In a witness testimony from 1714, Ralph Coleman, a London butcher, relates the following dialogue that he overheard between the Reverend Robert Barry and Sarah Twycrosse (the here unnamed “Woman”), a hostel keeper.
… S∼ [‘Sir’] I want to speake with you, to wch [‘which’] the sd [‘said’] Robert Barry replyed, Madam, I have nothing to say to you wherto shee replyed, Sr I have something to say to you, & shall speake it in publick to wch the said Robert Barry replyed, Yes and Welcome & thereupon the said ∧﹛Woman﹜ answeared him, Why then Sr I will. The Woman that I saw in bed with you is now with Child (ETED: London 1714–1715: F_4LD_London_003)
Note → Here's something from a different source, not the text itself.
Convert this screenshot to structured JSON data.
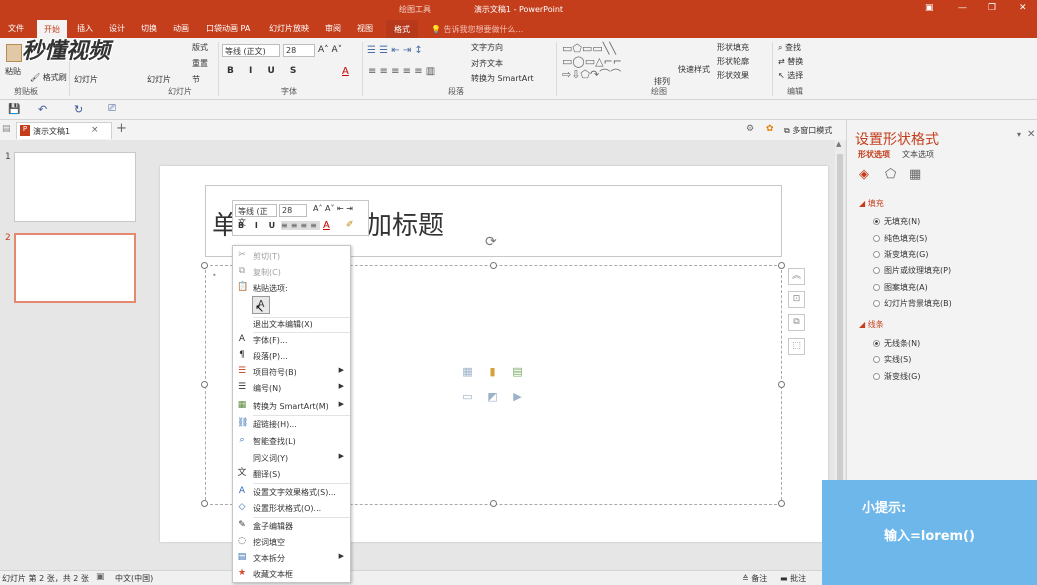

We will leave aside whether Coleman accurately repeated what was originally said – we will have a closer look at the issue of textual reliability later. What is particularly interesting for us in this exchange is the way Twycrosse and Barry address each other. Twycrosse uses sir three times, and Barry responds once with madam. We can assume from modern conventions of address that this usage carried important social implications. After all, in modern contexts, the choice of address term (sir, ma'am, professor, Mr., Ms., Mrs., Ralph, Sarah, idiot, etc.) sends social signals about how we relate to (or perceive our relation to) the people we address: whether we see them as socially more or less powerful than ourselves, as socially close, etc. The selection may also reflect the particular situation we find ourselves in: whether formal or informal, or perhaps whether we feel happy or displeased with a person at a particular point. In the case of the early eighteenth-century exchange above, despite making quite a grave accusation against the clergyman, Twycrosse seems to politely acknowledge the social distance between them by using sir, a term normally used for a man of higher rank at the time. On the other hand, she may be emphasizing the distance between them (considering the behavior she is accusing him of). The repeated, insistent use of sir may even carry a hint of irony: you may be a sir, but your behavior certainly does not reflect that status (intonation patterns, which we unfortunately do not have access to, would have been helpful here).